╭──
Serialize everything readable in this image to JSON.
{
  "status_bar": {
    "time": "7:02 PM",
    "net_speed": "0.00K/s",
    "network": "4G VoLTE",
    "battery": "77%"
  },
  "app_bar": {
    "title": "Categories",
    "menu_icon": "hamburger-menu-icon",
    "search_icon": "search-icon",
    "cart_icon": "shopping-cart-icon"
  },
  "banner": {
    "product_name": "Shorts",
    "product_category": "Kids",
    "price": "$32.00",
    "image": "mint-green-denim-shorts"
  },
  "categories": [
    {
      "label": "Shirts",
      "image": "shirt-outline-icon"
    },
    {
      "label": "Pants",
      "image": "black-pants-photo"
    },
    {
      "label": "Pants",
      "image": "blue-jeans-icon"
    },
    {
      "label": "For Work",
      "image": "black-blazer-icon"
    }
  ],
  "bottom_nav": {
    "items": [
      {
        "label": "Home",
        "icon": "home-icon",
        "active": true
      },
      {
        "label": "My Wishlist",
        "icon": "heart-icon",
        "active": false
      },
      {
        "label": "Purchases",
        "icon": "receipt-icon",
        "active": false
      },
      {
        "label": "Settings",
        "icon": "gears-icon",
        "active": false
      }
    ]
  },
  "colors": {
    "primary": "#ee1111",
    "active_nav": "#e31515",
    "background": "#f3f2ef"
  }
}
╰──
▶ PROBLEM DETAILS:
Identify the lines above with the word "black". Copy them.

▶ SOLVED PROBLEM:
      "image": "black-pants-photo"
      "image": "black-blazer-icon"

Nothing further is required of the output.